Those come and go, all right? So don’t hold on like man head coverings from now on, baby. No, I mean, it’s going to vary from generation to generation. So this is going to take mercy and grace and conversation and family and working together and loving one another. I mean, the time for instructions specifically on head coverings, is long gone. But the principle here is timeless. It transcends time. So the question I asked is just one you could ask. But what does this scripture teach us today about public modesty? Not just for the women. Amen. Okay. It’s for the men as well. I’ll give you a big hint. Modesty is not only about sexual purity. Study this out. Right. What does this scripture teach us about the choices we make and how we appear to others affect others? Number three, god expects orderly public worship. He wants worship that glorifies him and wins as many as possible. We cannot let anything else stand in the way of that. And that’s the purpose of why Paul would spend time talking about what you wear on your head. It seems ridiculous, but it was hurting the church. We need to have worship that considers others more than our own agenda.

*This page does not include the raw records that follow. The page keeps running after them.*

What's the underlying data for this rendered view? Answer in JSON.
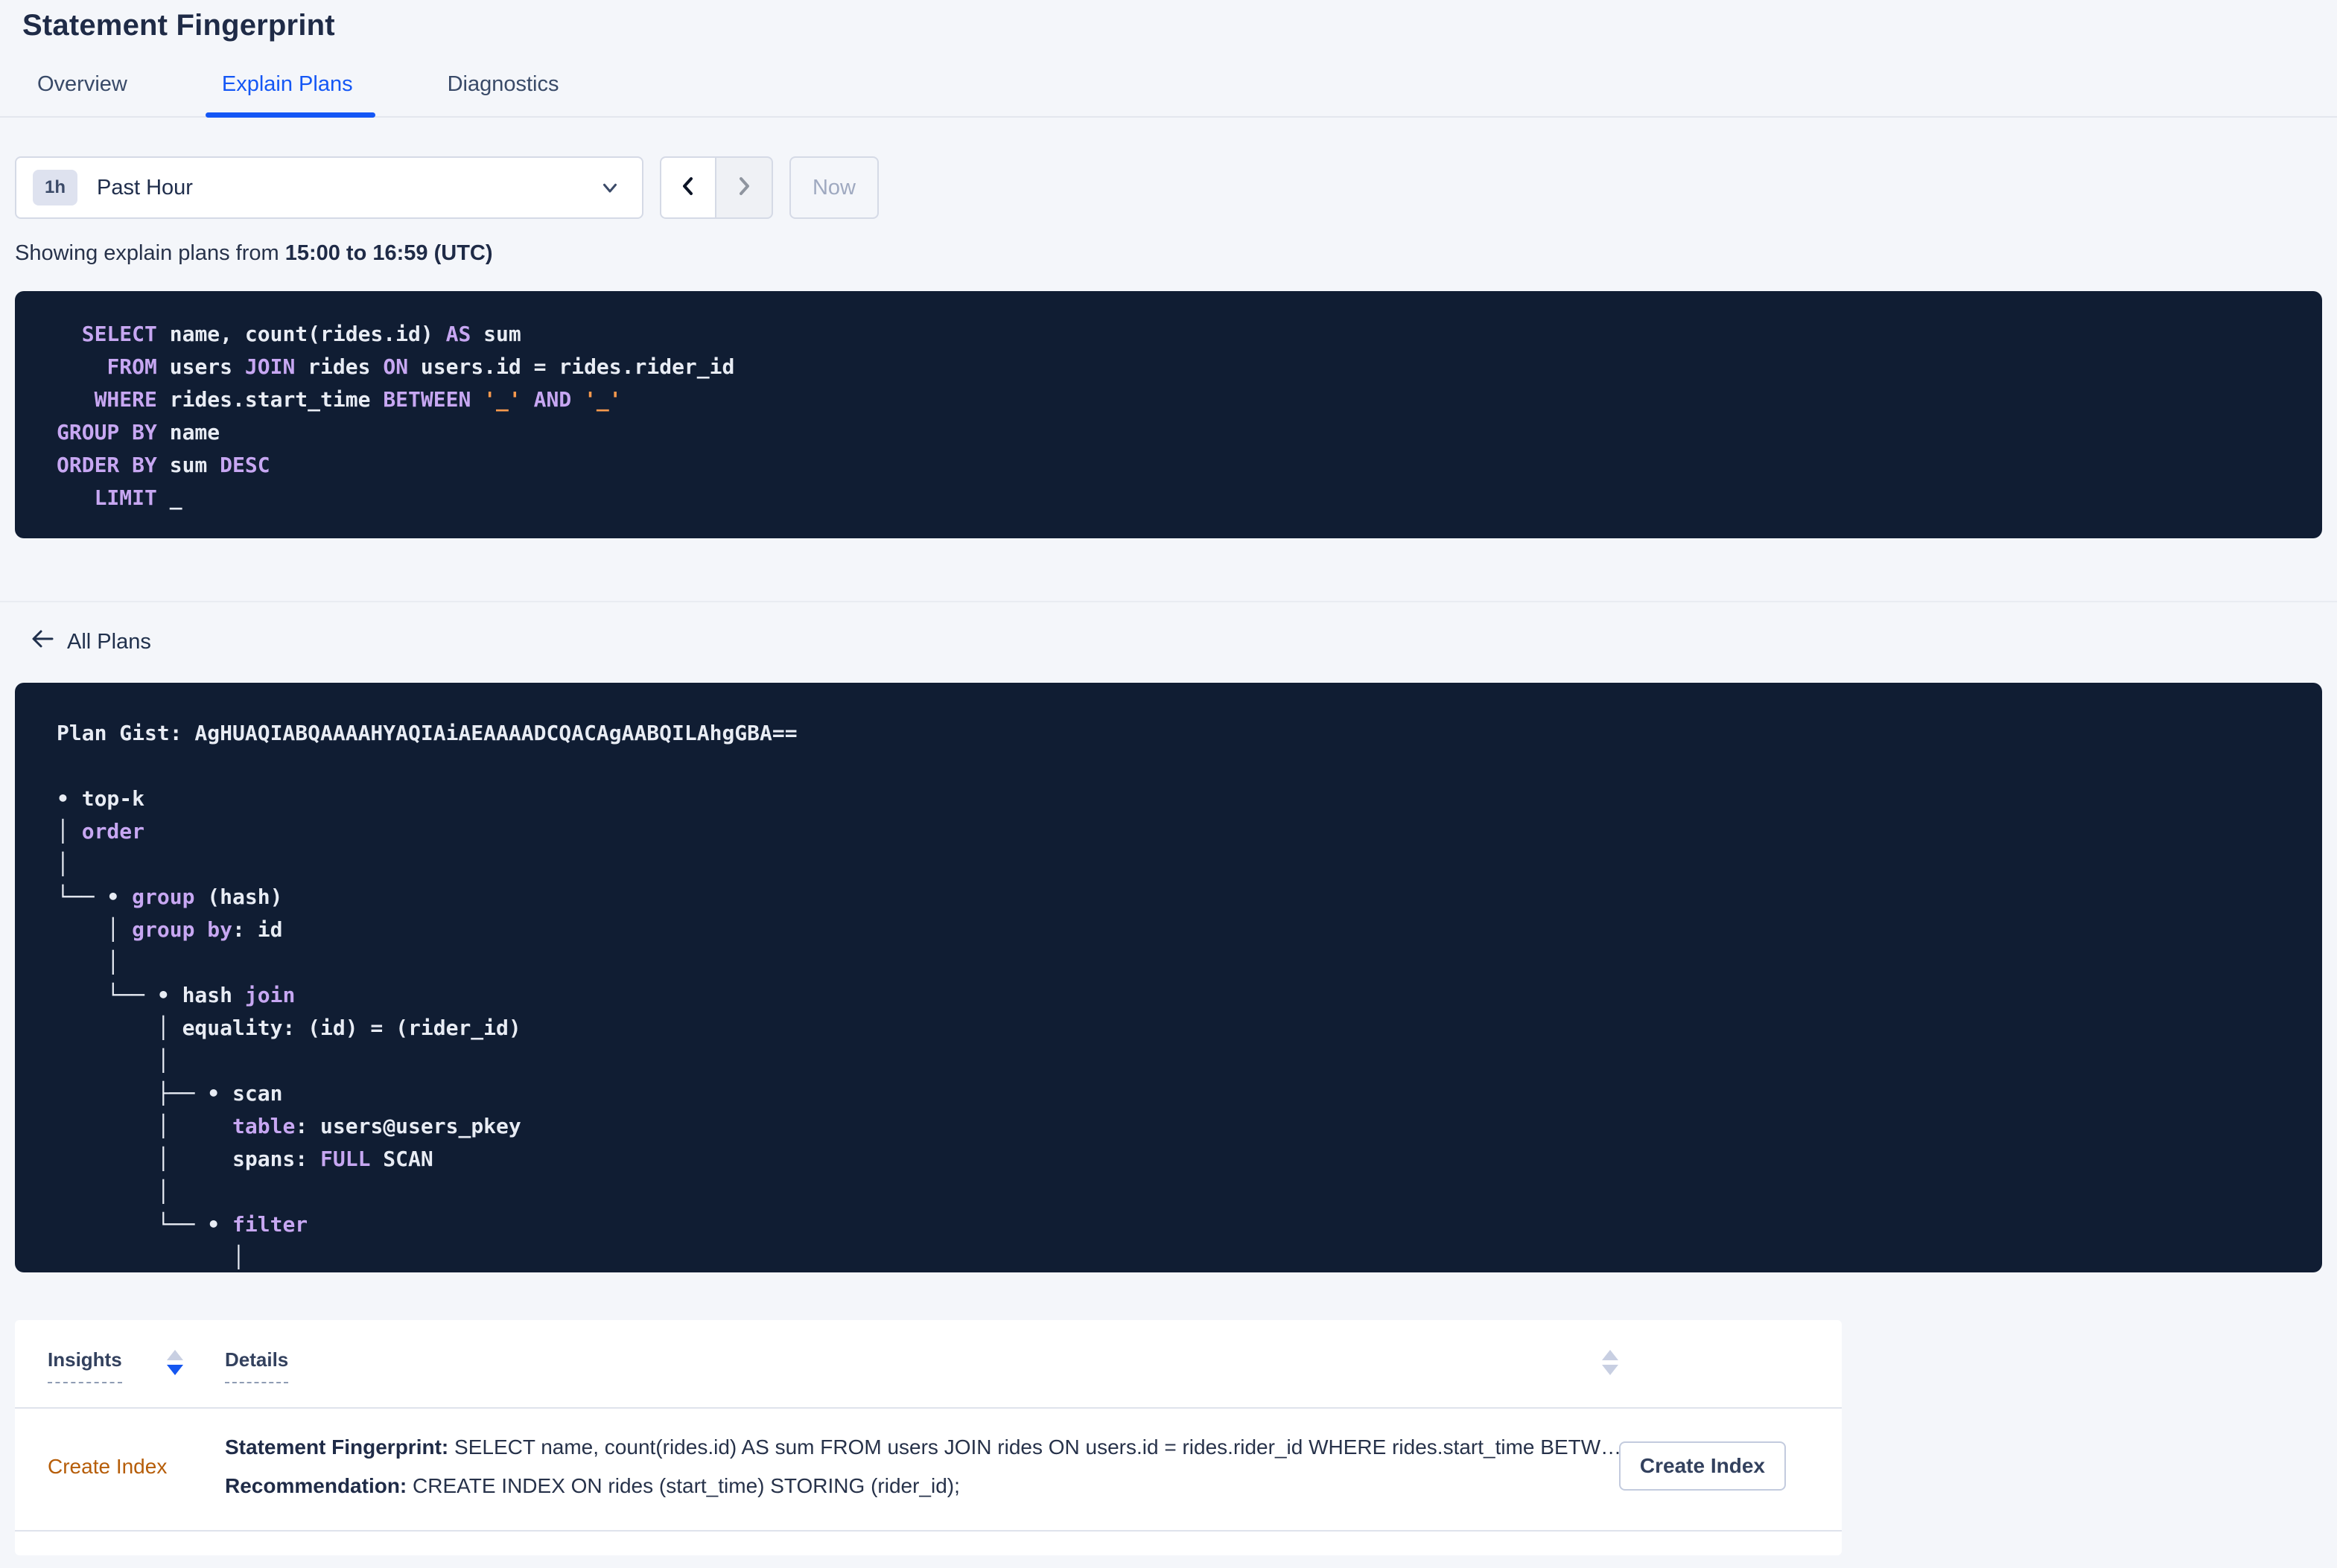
{
  "page": {
    "title": "Statement Fingerprint"
  },
  "tabs": [
    {
      "label": "Overview",
      "active": false
    },
    {
      "label": "Explain Plans",
      "active": true
    },
    {
      "label": "Diagnostics",
      "active": false
    }
  ],
  "time_controls": {
    "range_badge": "1h",
    "range_label": "Past Hour",
    "now_label": "Now"
  },
  "caption": {
    "prefix": "Showing explain plans from ",
    "range_bold": "15:00 to 16:59 (UTC)"
  },
  "sql_block": {
    "lines": [
      [
        {
          "t": "  ",
          "c": "p"
        },
        {
          "t": "SELECT",
          "c": "k"
        },
        {
          "t": " name, count(rides.id) ",
          "c": "p"
        },
        {
          "t": "AS",
          "c": "k"
        },
        {
          "t": " sum",
          "c": "p"
        }
      ],
      [
        {
          "t": "    ",
          "c": "p"
        },
        {
          "t": "FROM",
          "c": "k"
        },
        {
          "t": " users ",
          "c": "p"
        },
        {
          "t": "JOIN",
          "c": "k"
        },
        {
          "t": " rides ",
          "c": "p"
        },
        {
          "t": "ON",
          "c": "k"
        },
        {
          "t": " users.id = rides.rider_id",
          "c": "p"
        }
      ],
      [
        {
          "t": "   ",
          "c": "p"
        },
        {
          "t": "WHERE",
          "c": "k"
        },
        {
          "t": " rides.start_time ",
          "c": "p"
        },
        {
          "t": "BETWEEN",
          "c": "k"
        },
        {
          "t": " ",
          "c": "p"
        },
        {
          "t": "'_'",
          "c": "s"
        },
        {
          "t": " ",
          "c": "p"
        },
        {
          "t": "AND",
          "c": "k"
        },
        {
          "t": " ",
          "c": "p"
        },
        {
          "t": "'_'",
          "c": "s"
        }
      ],
      [
        {
          "t": "GROUP BY",
          "c": "k"
        },
        {
          "t": " name",
          "c": "p"
        }
      ],
      [
        {
          "t": "ORDER BY",
          "c": "k"
        },
        {
          "t": " sum ",
          "c": "p"
        },
        {
          "t": "DESC",
          "c": "k"
        }
      ],
      [
        {
          "t": "   ",
          "c": "p"
        },
        {
          "t": "LIMIT",
          "c": "k"
        },
        {
          "t": " _",
          "c": "p"
        }
      ]
    ]
  },
  "all_plans_label": "All Plans",
  "plan_gist": {
    "gist_label": "Plan Gist: AgHUAQIABQAAAAHYAQIAiAEAAAADCQACAgAABQILAhgGBA==",
    "lines": [
      [
        {
          "t": "Plan Gist: AgHUAQIABQAAAAHYAQIAiAEAAAADCQACAgAABQILAhgGBA==",
          "c": "p"
        }
      ],
      [],
      [
        {
          "t": "• top-k",
          "c": "p"
        }
      ],
      [
        {
          "t": "│ ",
          "c": "p"
        },
        {
          "t": "order",
          "c": "k"
        }
      ],
      [
        {
          "t": "│",
          "c": "p"
        }
      ],
      [
        {
          "t": "└── • ",
          "c": "p"
        },
        {
          "t": "group",
          "c": "k"
        },
        {
          "t": " (hash)",
          "c": "p"
        }
      ],
      [
        {
          "t": "    │ ",
          "c": "p"
        },
        {
          "t": "group by",
          "c": "k"
        },
        {
          "t": ": id",
          "c": "p"
        }
      ],
      [
        {
          "t": "    │",
          "c": "p"
        }
      ],
      [
        {
          "t": "    └── • hash ",
          "c": "p"
        },
        {
          "t": "join",
          "c": "k"
        }
      ],
      [
        {
          "t": "        │ equality: (id) = (rider_id)",
          "c": "p"
        }
      ],
      [
        {
          "t": "        │",
          "c": "p"
        }
      ],
      [
        {
          "t": "        ├── • scan",
          "c": "p"
        }
      ],
      [
        {
          "t": "        │     ",
          "c": "p"
        },
        {
          "t": "table",
          "c": "k"
        },
        {
          "t": ": users@users_pkey",
          "c": "p"
        }
      ],
      [
        {
          "t": "        │     spans: ",
          "c": "p"
        },
        {
          "t": "FULL",
          "c": "k"
        },
        {
          "t": " SCAN",
          "c": "p"
        }
      ],
      [
        {
          "t": "        │",
          "c": "p"
        }
      ],
      [
        {
          "t": "        └── • ",
          "c": "p"
        },
        {
          "t": "filter",
          "c": "k"
        }
      ],
      [
        {
          "t": "              │",
          "c": "p"
        }
      ]
    ]
  },
  "insights_table": {
    "columns": [
      {
        "label": "Insights"
      },
      {
        "label": "Details"
      }
    ],
    "rows": [
      {
        "insight": "Create Index",
        "fingerprint_label": "Statement Fingerprint:",
        "fingerprint_text": " SELECT name, count(rides.id) AS sum FROM users JOIN rides ON users.id = rides.rider_id WHERE rides.start_time BETWEEN '_…",
        "recommendation_label": "Recommendation:",
        "recommendation_text": " CREATE INDEX ON rides (start_time) STORING (rider_id);",
        "action_label": "Create Index"
      }
    ]
  },
  "colors": {
    "accent_blue": "#1457f5",
    "code_background": "#101d33",
    "code_keyword": "#c7a7f2",
    "code_plain": "#e8ecf4",
    "code_string": "#f9994d",
    "insight_link_orange": "#b65d08",
    "page_background": "#f4f6fa"
  },
  "icons": {
    "arrow_left": "back-arrow",
    "chevron_down": "dropdown-chevron",
    "chevron_left": "previous-range",
    "chevron_right": "next-range",
    "sort_asc": "sort-ascending-triangle",
    "sort_desc": "sort-descending-triangle"
  }
}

The problem in Corinth was never about women speaking in the church. It was all about their attitude and their heart. And for us to have these discussions and to work through this on many different levels, it’s going to take grace, mercy, and patience with one another. But most of all, love. Love. To quote Paul in chapter 13 of this same letter, if I speak in the language of men and of angels, but have not love, I’m a noisy gong or a clanging symbol. We must have love. Thank you so much for listening today and for soaking on a very challenging topic. And I will say if you desire to study this out in greater depth, I have plenty of research that I can share with you and send to you. So we’ll continue to talk about this. Let’s pray together, and then we’ll stand and sing our final song.